-- What this task involves --
Repeat every record exactly as written, but leave out the pictures.

______

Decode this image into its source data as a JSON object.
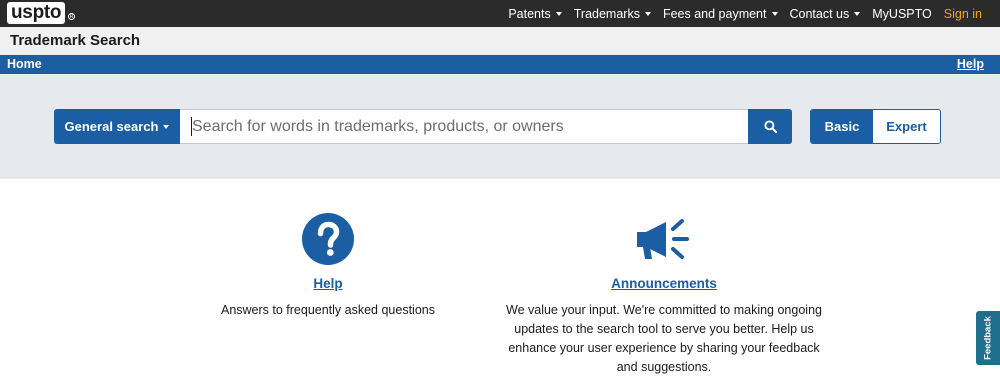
{
  "brand": {
    "logo_text": "uspto",
    "registered_mark": "R"
  },
  "topnav": {
    "items": [
      {
        "label": "Patents",
        "dropdown": true
      },
      {
        "label": "Trademarks",
        "dropdown": true
      },
      {
        "label": "Fees and payment",
        "dropdown": true
      },
      {
        "label": "Contact us",
        "dropdown": true
      },
      {
        "label": "MyUSPTO",
        "dropdown": false
      }
    ],
    "signin_label": "Sign in"
  },
  "titlebar": {
    "title": "Trademark Search"
  },
  "bluebar": {
    "home_label": "Home",
    "help_label": "Help"
  },
  "search": {
    "type_label": "General search",
    "placeholder": "Search for words in trademarks, products, or owners",
    "value": "",
    "modes": {
      "basic_label": "Basic",
      "expert_label": "Expert",
      "selected": "Basic"
    }
  },
  "cards": {
    "help": {
      "title": "Help",
      "description": "Answers to frequently asked questions",
      "icon": "question-circle-icon"
    },
    "announcements": {
      "title": "Announcements",
      "description": "We value your input. We're committed to making ongoing updates to the search tool to serve you better. Help us enhance your user experience by sharing your feedback and suggestions.",
      "icon": "megaphone-icon"
    }
  },
  "feedback": {
    "label": "Feedback"
  },
  "colors": {
    "primary": "#1b5ea4",
    "topbar": "#2b2b2b",
    "signin": "#f2a900",
    "band": "#e6e9ee",
    "feedback": "#1f6e8c"
  }
}
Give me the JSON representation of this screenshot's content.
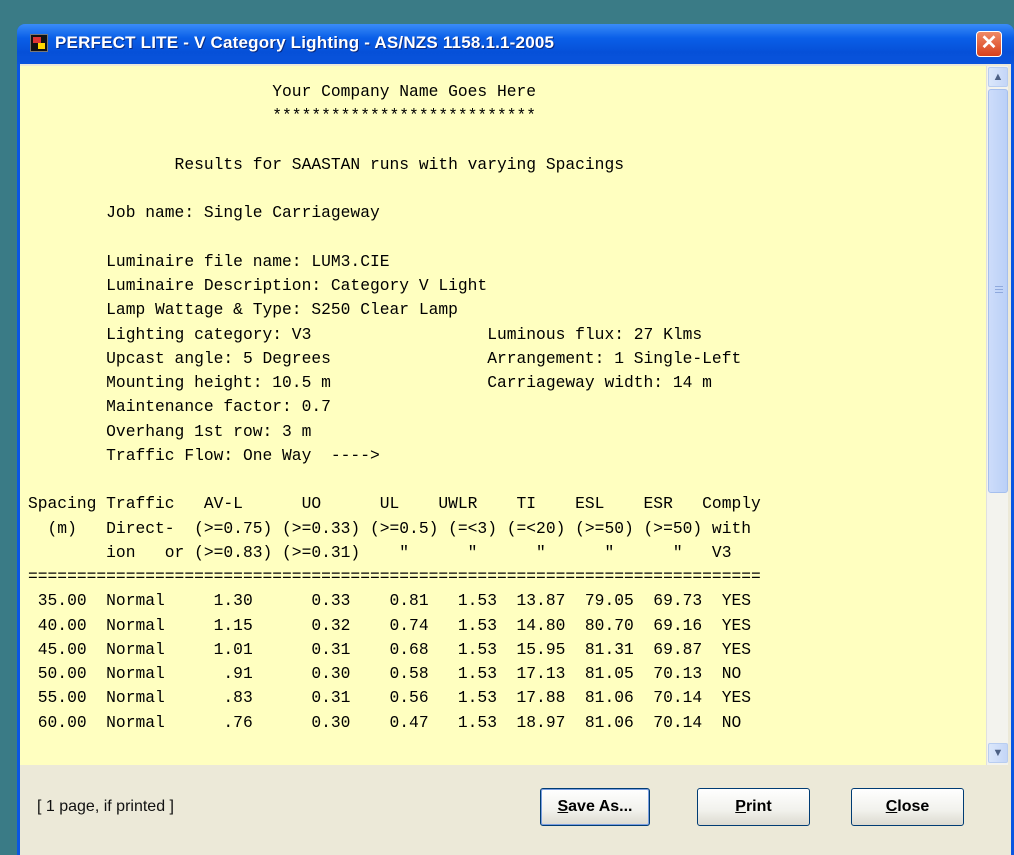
{
  "window": {
    "title": "PERFECT LITE - V Category Lighting - AS/NZS 1158.1.1-2005",
    "close_glyph": "✕",
    "icon": "app-icon"
  },
  "report": {
    "lines": [
      "                         Your Company Name Goes Here",
      "                         ***************************",
      "",
      "               Results for SAASTAN runs with varying Spacings",
      "",
      "        Job name: Single Carriageway",
      "",
      "        Luminaire file name: LUM3.CIE",
      "        Luminaire Description: Category V Light",
      "        Lamp Wattage & Type: S250 Clear Lamp",
      "        Lighting category: V3                  Luminous flux: 27 Klms",
      "        Upcast angle: 5 Degrees                Arrangement: 1 Single-Left",
      "        Mounting height: 10.5 m                Carriageway width: 14 m",
      "        Maintenance factor: 0.7",
      "        Overhang 1st row: 3 m",
      "        Traffic Flow: One Way  ---->",
      "",
      "Spacing Traffic   AV-L      UO      UL    UWLR    TI    ESL    ESR   Comply",
      "  (m)   Direct-  (>=0.75) (>=0.33) (>=0.5) (=<3) (=<20) (>=50) (>=50) with",
      "        ion   or (>=0.83) (>=0.31)    \"      \"      \"      \"      \"   V3",
      "===========================================================================",
      " 35.00  Normal     1.30      0.33    0.81   1.53  13.87  79.05  69.73  YES",
      " 40.00  Normal     1.15      0.32    0.74   1.53  14.80  80.70  69.16  YES",
      " 45.00  Normal     1.01      0.31    0.68   1.53  15.95  81.31  69.87  YES",
      " 50.00  Normal      .91      0.30    0.58   1.53  17.13  81.05  70.13  NO",
      " 55.00  Normal      .83      0.31    0.56   1.53  17.88  81.06  70.14  YES",
      " 60.00  Normal      .76      0.30    0.47   1.53  18.97  81.06  70.14  NO"
    ]
  },
  "scrollbar": {
    "up_icon": "▲",
    "down_icon": "▼"
  },
  "footer": {
    "page_info": "[ 1 page, if printed ]",
    "save_as": {
      "mnemonic": "S",
      "rest": "ave As..."
    },
    "print": {
      "mnemonic": "P",
      "rest": "rint"
    },
    "close": {
      "mnemonic": "C",
      "rest": "lose"
    }
  },
  "colors": {
    "report_background": "#ffffc0",
    "titlebar": "#0a5fe8",
    "close_button": "#d83f1b",
    "desktop": "#3a7b86"
  }
}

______

-- Written solution --
Decode this image into its source data as a JSON object.
{
  "brand": {
    "logo_text": "uspto",
    "registered_mark": "R"
  },
  "topnav": {
    "items": [
      {
        "label": "Patents",
        "dropdown": true
      },
      {
        "label": "Trademarks",
        "dropdown": true
      },
      {
        "label": "Fees and payment",
        "dropdown": true
      },
      {
        "label": "Contact us",
        "dropdown": true
      },
      {
        "label": "MyUSPTO",
        "dropdown": false
      }
    ],
    "signin_label": "Sign in"
  },
  "titlebar": {
    "title": "Trademark Search"
  },
  "bluebar": {
    "home_label": "Home",
    "help_label": "Help"
  },
  "search": {
    "type_label": "General search",
    "placeholder": "Search for words in trademarks, products, or owners",
    "value": "",
    "modes": {
      "basic_label": "Basic",
      "expert_label": "Expert",
      "selected": "Basic"
    }
  },
  "cards": {
    "help": {
      "title": "Help",
      "description": "Answers to frequently asked questions",
      "icon": "question-circle-icon"
    },
    "announcements": {
      "title": "Announcements",
      "description": "We value your input. We're committed to making ongoing updates to the search tool to serve you better. Help us enhance your user experience by sharing your feedback and suggestions.",
      "icon": "megaphone-icon"
    }
  },
  "feedback": {
    "label": "Feedback"
  },
  "colors": {
    "primary": "#1b5ea4",
    "topbar": "#2b2b2b",
    "signin": "#f2a900",
    "band": "#e6e9ee",
    "feedback": "#1f6e8c"
  }
}
Give me the JSON representation of this screenshot's content.
{
  "window": {
    "title": "PERFECT LITE - V Category Lighting - AS/NZS 1158.1.1-2005",
    "close_glyph": "✕",
    "icon": "app-icon"
  },
  "report": {
    "lines": [
      "                         Your Company Name Goes Here",
      "                         ***************************",
      "",
      "               Results for SAASTAN runs with varying Spacings",
      "",
      "        Job name: Single Carriageway",
      "",
      "        Luminaire file name: LUM3.CIE",
      "        Luminaire Description: Category V Light",
      "        Lamp Wattage & Type: S250 Clear Lamp",
      "        Lighting category: V3                  Luminous flux: 27 Klms",
      "        Upcast angle: 5 Degrees                Arrangement: 1 Single-Left",
      "        Mounting height: 10.5 m                Carriageway width: 14 m",
      "        Maintenance factor: 0.7",
      "        Overhang 1st row: 3 m",
      "        Traffic Flow: One Way  ---->",
      "",
      "Spacing Traffic   AV-L      UO      UL    UWLR    TI    ESL    ESR   Comply",
      "  (m)   Direct-  (>=0.75) (>=0.33) (>=0.5) (=<3) (=<20) (>=50) (>=50) with",
      "        ion   or (>=0.83) (>=0.31)    \"      \"      \"      \"      \"   V3",
      "===========================================================================",
      " 35.00  Normal     1.30      0.33    0.81   1.53  13.87  79.05  69.73  YES",
      " 40.00  Normal     1.15      0.32    0.74   1.53  14.80  80.70  69.16  YES",
      " 45.00  Normal     1.01      0.31    0.68   1.53  15.95  81.31  69.87  YES",
      " 50.00  Normal      .91      0.30    0.58   1.53  17.13  81.05  70.13  NO",
      " 55.00  Normal      .83      0.31    0.56   1.53  17.88  81.06  70.14  YES",
      " 60.00  Normal      .76      0.30    0.47   1.53  18.97  81.06  70.14  NO"
    ]
  },
  "scrollbar": {
    "up_icon": "▲",
    "down_icon": "▼"
  },
  "footer": {
    "page_info": "[ 1 page, if printed ]",
    "save_as": {
      "mnemonic": "S",
      "rest": "ave As..."
    },
    "print": {
      "mnemonic": "P",
      "rest": "rint"
    },
    "close": {
      "mnemonic": "C",
      "rest": "lose"
    }
  },
  "colors": {
    "report_background": "#ffffc0",
    "titlebar": "#0a5fe8",
    "close_button": "#d83f1b",
    "desktop": "#3a7b86"
  }
}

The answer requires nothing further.